Since merging with Northwest Air in 2008, Delta has been emphasizing Detroit, which has a $1.2 billion terminal that Northwest designed.
Atkinson said having three round-trip flights daily linking Charleston and Detroit will be good for this region's travelers.
"If Delta's going to have Cincinnati as a focus city and have Detroit and Atlanta be their main hubs, you've got to have connections to the main hubs," he said. "Two flights to Detroit and one to Cincinnati did not help most travelers. You need to have a full schedule in one place or the other."
When the change takes effect, flights to Detroit will depart from Charleston daily at 6:15 a.m., 11:50 a.m. and 3:30 p.m. Flights from Detroit will arrive in Charleston at 11:25 a.m., 2:40 p.m. and 10:45 p.m. The new service will be the late morning flight from Charleston and the mid-afternoon flight from Detroit.
"The Detroit hub has great international connections," Atkinson said. "Northwest was always strong in Asia. You may recall their original name was 'Northwest Orient Airlines.'"
Of the 10 hubs Charleston connects to, Detroit offers the only nonstop flight to Nagoya, Japan, where Toyota is headquartered, Atkinson said. "Nagoya was always one of Yeager's largest international markets," he said.
"The new Detroit terminal is really nice," Atkinson said. "It's one of the easiest airports to get around in. It has a train that can take you from one end of the terminal to the other. The concessions and the shopping are nice."
Yeager had three daily flights to Detroit until 2008. The service was cut to two flights about the same time Delta and Northwest merged.
When a third flight is added in September, it will be possible to fly from Charleston to Nagoya without an overnight stay in Detroit, said Brian Belcher, Yeager's director of marketing and air service development.

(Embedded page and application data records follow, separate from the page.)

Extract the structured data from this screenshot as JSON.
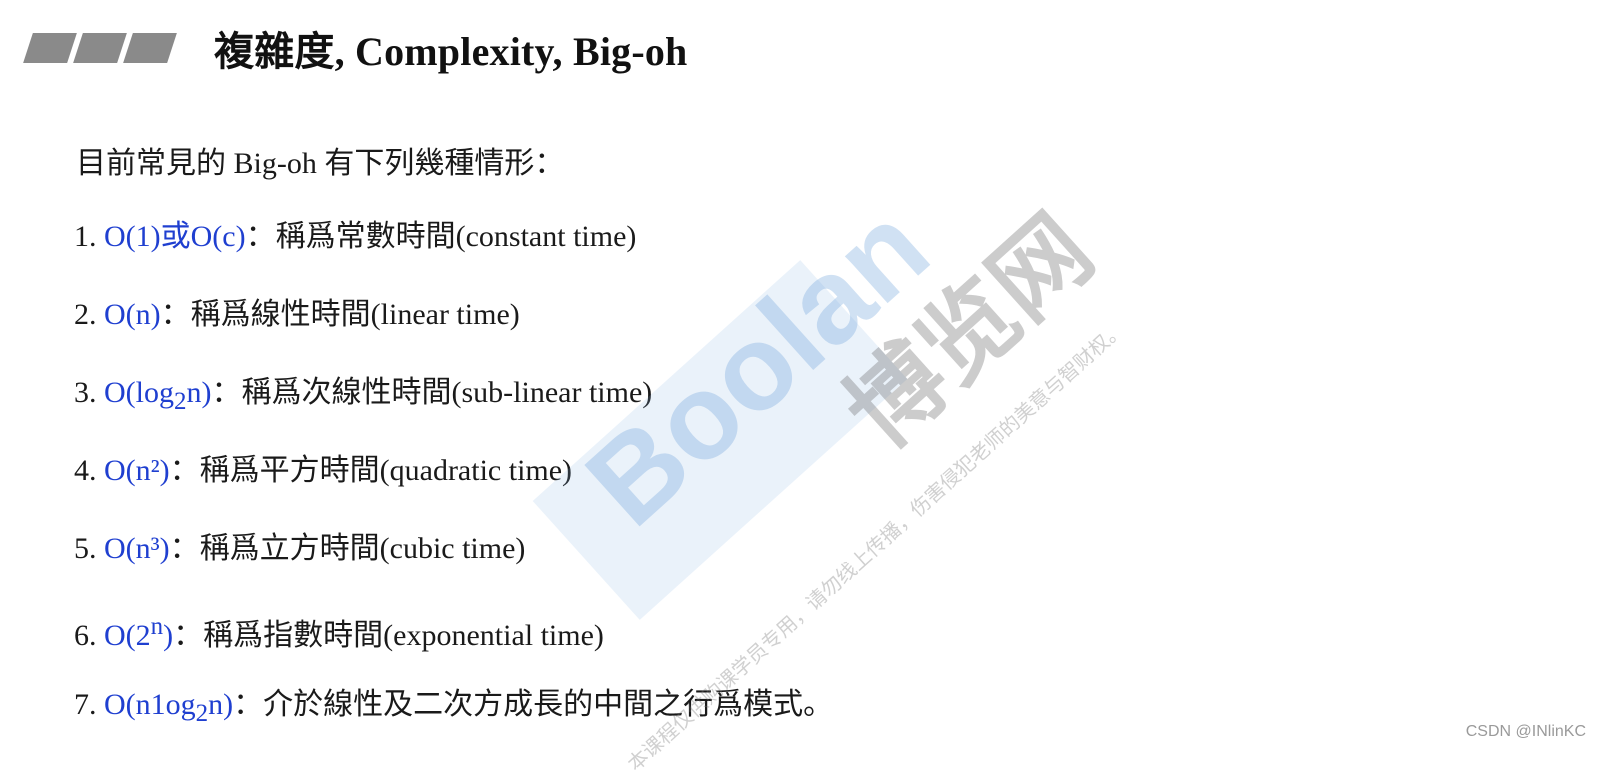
{
  "slide": {
    "title": "複雜度, Complexity, Big-oh",
    "intro": "目前常見的 Big-oh 有下列幾種情形："
  },
  "items": [
    {
      "num": "1. ",
      "notation": "O(1)或O(c)",
      "desc": "：稱爲常數時間(constant time)"
    },
    {
      "num": "2. ",
      "notation": "O(n)",
      "desc": "：稱爲線性時間(linear time)"
    },
    {
      "num": "3. ",
      "notation_pre": "O(log",
      "notation_sub": "2",
      "notation_post": "n)",
      "desc": "：稱爲次線性時間(sub-linear time)"
    },
    {
      "num": "4. ",
      "notation": "O(n²)",
      "desc": "：稱爲平方時間(quadratic time)"
    },
    {
      "num": "5. ",
      "notation": "O(n³)",
      "desc": "：稱爲立方時間(cubic time)"
    },
    {
      "num": "6. ",
      "notation_pre": "O(2",
      "notation_sup": "n",
      "notation_post": ")",
      "desc": "：稱爲指數時間(exponential time)"
    },
    {
      "num": "7. ",
      "notation_pre": "O(n1og",
      "notation_sub": "2",
      "notation_post": "n)",
      "desc": "：介於線性及二次方成長的中間之行爲模式。"
    }
  ],
  "watermark": {
    "brand_en": "Boolan",
    "brand_cn": "博览网",
    "notice": "本课程仅供购课学员专用，请勿线上传播，伤害侵犯老师的美意与智财权。"
  },
  "credit": "CSDN @INlinKC",
  "colors": {
    "notation_blue": "#1f3fd0",
    "bar_gray": "#8a8a8a"
  }
}
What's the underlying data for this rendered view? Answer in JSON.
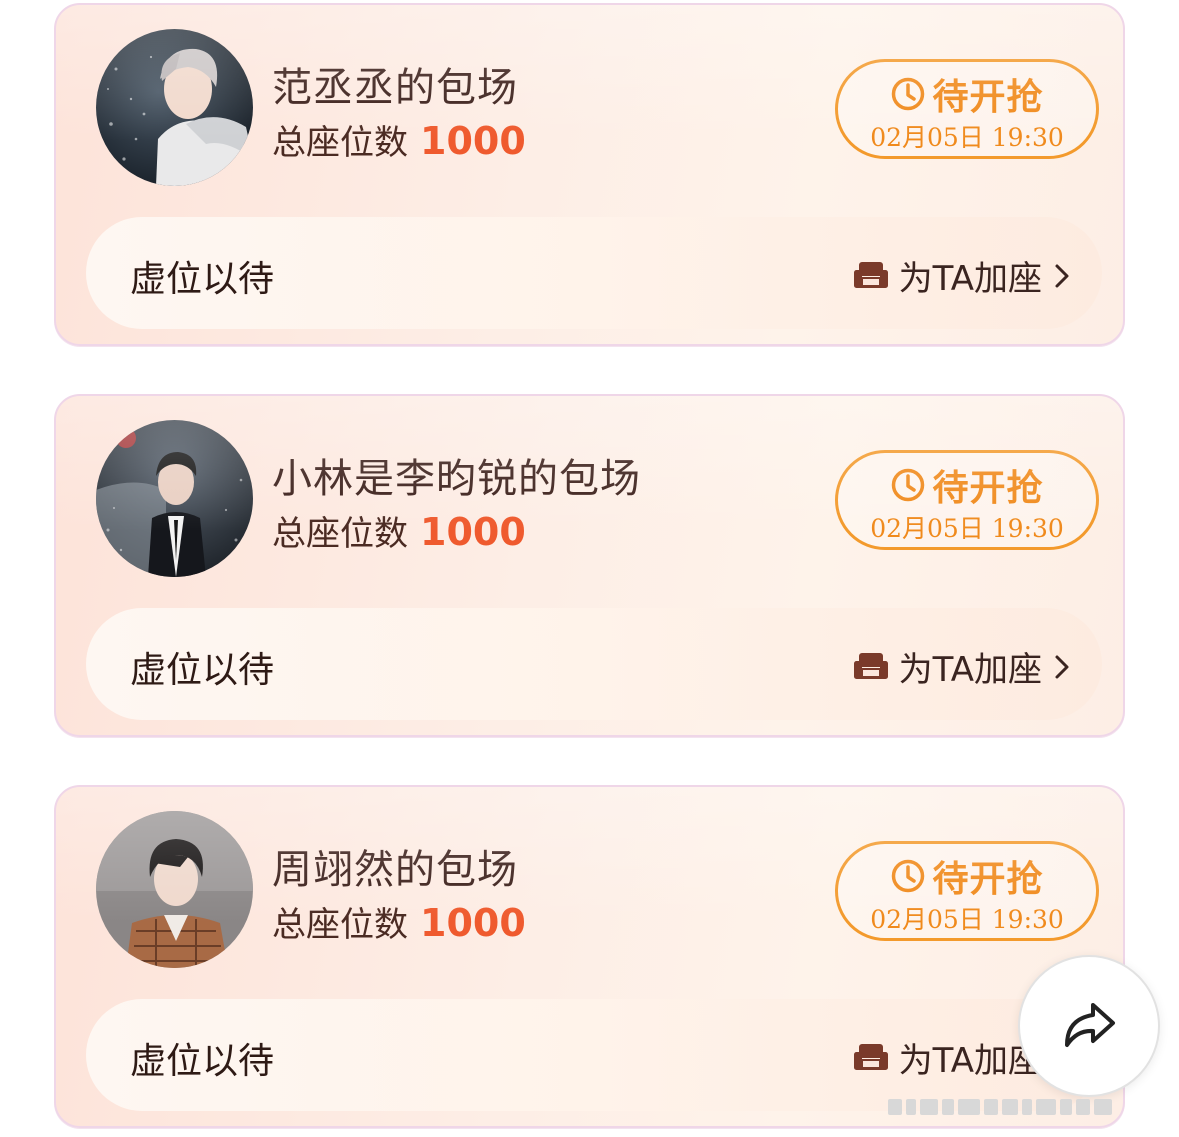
{
  "cards": [
    {
      "title": "范丞丞的包场",
      "seats_label": "总座位数",
      "seats_count": "1000",
      "status_label": "待开抢",
      "status_time": "02月05日 19:30",
      "bar_label": "虚位以待",
      "add_seat_label": "为TA加座"
    },
    {
      "title": "小林是李昀锐的包场",
      "seats_label": "总座位数",
      "seats_count": "1000",
      "status_label": "待开抢",
      "status_time": "02月05日 19:30",
      "bar_label": "虚位以待",
      "add_seat_label": "为TA加座"
    },
    {
      "title": "周翊然的包场",
      "seats_label": "总座位数",
      "seats_count": "1000",
      "status_label": "待开抢",
      "status_time": "02月05日 19:30",
      "bar_label": "虚位以待",
      "add_seat_label": "为TA加座"
    }
  ],
  "icons": {
    "status": "clock-icon",
    "add_seat": "sofa-icon",
    "chevron": "chevron-right-icon",
    "share": "share-arrow-icon"
  },
  "colors": {
    "accent_orange": "#f08a1c",
    "count_red": "#ef5a2e",
    "card_bg": "#fde9df",
    "icon_brown": "#7a3a2a"
  }
}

Delta has been flying only one flight to and from Cincinnati since April. "Now there are just no connections there," Atkinson said. "They (the Cincinnati airport) are going to be what Pittsburgh is today."
The Pittsburgh airport underwent a major downsizing several years ago when US Airways de-emphasized it.
Atkinson said 1,327 passengers flew to or from Cincinnati and Charleston last year with either city as a destination, such as an area resident who might have flown to the Queen City to see a Reds game. He said 51,663 passengers flew to or from Cincinnati and Charleston last year with Cincinnati as a connection.
Starting in September, Charleston travelers who want to fly to Cincinnati will need to fly first to either Atlanta or Detroit. That means driving to Cincinnati will be quicker.
Contact writer George Hohmann at firstname.lastname@example.org or 304-348-4836.